Teachers have been for many years subjected to soul-destroying lesson observations that have done little or nothing to power improvement. Instead, in an era of unprecedented accountability they have fulled panic, fears and guilt leaving thousands of teachers on their knees.
The appropriate and formative use of video observation has changed all that and now, for the first time, teachers are reclaiming their classrooms as territories for growth and development rather than arenas of punitive performance.
Lesson observations are moving from toxic wastelands to rich rainforests of learning.
The balance of power has changed (or is changing) – lesson observations don’t have to keep us awake at night and ruin our appetites anymore! When used as part of a video learning community of like-minded professionals with a growth mind set then anything is possible.
The ‘no blame culture’ of a video learning community means teachers can focus on their own learning in order to power the learning of their classes because the process is based around respect and empowerment.
Video enables us to enter into observations on our own terms where we rely on the eyes and ears of our colleagues and who help us us to think critically and creatively without judgement. They can act as coaches, counsellors, confidants and collaborators with no agenda except support.
When we use video recordings of a lesson we can focus on what we do well and build on these strengths for improved impact.
Focusing out attention on what we do well is part of the new marginal gains pedagogy where a little here and a little there can make a big difference. Analytical and critical awareness is key and having an eye for detail is a skill that all teachers can develop.
VERP is actually just one way of engaging with video and follows five key steps:
- The VERP teacher consents to take part and they think about what skills they would like to develop using the principles for attuned interactions.
- They set their own learning goals.
- Then they video themselves in a professional context.
- They then micro analyse and edit the video, selecting three key clips where they feel they are showing positive and successful interactions.
- The teacher then meets a VERP guider and they will share and discuss the clips together in a ‘shared review’, providing a space for reflection.

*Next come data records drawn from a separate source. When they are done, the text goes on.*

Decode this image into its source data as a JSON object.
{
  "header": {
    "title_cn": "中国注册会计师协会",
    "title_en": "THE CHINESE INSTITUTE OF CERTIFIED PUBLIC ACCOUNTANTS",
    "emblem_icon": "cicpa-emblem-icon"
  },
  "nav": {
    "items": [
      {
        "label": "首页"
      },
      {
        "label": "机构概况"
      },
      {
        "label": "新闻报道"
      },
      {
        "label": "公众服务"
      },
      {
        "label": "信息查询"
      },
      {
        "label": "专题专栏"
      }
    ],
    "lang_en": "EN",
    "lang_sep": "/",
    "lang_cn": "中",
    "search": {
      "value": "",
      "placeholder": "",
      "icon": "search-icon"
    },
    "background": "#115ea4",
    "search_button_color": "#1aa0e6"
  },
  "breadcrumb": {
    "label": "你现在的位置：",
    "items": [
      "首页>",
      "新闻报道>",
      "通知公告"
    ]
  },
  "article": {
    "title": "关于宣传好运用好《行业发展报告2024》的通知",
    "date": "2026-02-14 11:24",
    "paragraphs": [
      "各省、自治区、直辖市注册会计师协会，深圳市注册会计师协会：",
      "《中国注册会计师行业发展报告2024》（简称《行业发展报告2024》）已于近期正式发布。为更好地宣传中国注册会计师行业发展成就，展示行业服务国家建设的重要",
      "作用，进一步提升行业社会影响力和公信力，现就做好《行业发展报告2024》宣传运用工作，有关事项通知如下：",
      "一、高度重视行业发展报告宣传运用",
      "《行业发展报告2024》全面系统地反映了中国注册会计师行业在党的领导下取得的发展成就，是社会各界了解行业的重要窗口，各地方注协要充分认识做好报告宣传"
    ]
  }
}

This is then repeated for at least three more cycles.
VERP enables professionals to tune into what they are doing and enable them to feel empowered through observing their own practice.
Why not give VERP a try yourself?
It is a respectful and collaborative relationship-based intervention which can help us become more sensitive and attuned to those around us, to develop or fine tune “mind- mindedness”.
Teaching is an art – the art of effective communication and VERP can help us go from strength to strength especially in contexts where intensive interactions take place (e.g. special needs environments).
Fukkink, Huijbregts and Todd (2015) conducted a meta-analysis study and found
that the video feedback method has a statistically significant effect on the interaction skills of professionals in a range of contact professions.
Schools can seize the day and use VERP to their full advantage to enable teaching and support staff the opportunity to improve the quality of their interactions with others through critical analysis of their own practice using video clips.
VERP allows teachers to connect, reflect and grow from strength to strength.